YOUR GOAL: Search the records below for the string "icon" and copy each line where it turns up.

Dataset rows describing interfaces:
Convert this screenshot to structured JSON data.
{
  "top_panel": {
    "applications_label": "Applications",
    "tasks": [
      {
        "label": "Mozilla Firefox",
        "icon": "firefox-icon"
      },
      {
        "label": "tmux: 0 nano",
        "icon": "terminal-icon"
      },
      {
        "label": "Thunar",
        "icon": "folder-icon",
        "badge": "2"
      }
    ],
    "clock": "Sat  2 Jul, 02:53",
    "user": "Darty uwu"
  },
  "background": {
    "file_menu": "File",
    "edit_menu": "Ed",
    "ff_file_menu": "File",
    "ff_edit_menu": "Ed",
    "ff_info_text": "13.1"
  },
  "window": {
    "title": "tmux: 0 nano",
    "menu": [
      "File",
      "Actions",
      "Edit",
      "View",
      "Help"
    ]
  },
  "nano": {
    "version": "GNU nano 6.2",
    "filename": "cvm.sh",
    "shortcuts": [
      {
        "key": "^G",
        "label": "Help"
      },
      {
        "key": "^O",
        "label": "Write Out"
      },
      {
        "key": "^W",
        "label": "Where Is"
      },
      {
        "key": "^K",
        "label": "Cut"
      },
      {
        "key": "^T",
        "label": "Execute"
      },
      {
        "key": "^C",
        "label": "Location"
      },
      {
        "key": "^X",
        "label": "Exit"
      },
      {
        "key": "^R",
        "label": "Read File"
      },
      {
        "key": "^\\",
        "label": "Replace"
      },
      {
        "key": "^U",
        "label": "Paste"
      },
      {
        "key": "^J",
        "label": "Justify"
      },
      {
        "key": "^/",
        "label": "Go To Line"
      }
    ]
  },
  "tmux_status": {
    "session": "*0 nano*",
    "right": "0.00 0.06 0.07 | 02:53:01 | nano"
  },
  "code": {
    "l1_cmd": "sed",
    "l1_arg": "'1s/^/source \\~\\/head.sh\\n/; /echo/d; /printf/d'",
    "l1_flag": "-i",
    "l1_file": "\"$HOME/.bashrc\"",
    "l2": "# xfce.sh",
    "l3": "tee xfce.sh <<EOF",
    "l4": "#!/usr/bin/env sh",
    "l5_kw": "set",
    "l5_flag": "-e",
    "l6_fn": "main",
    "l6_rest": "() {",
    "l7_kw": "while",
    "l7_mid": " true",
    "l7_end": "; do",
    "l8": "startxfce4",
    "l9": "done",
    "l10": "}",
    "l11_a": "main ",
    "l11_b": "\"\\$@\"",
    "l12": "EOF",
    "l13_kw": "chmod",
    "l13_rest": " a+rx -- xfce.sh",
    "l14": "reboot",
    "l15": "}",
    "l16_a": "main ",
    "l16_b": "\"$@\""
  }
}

TASK ANSWER:
        "icon": "firefox-icon"
        "icon": "terminal-icon"
        "icon": "folder-icon",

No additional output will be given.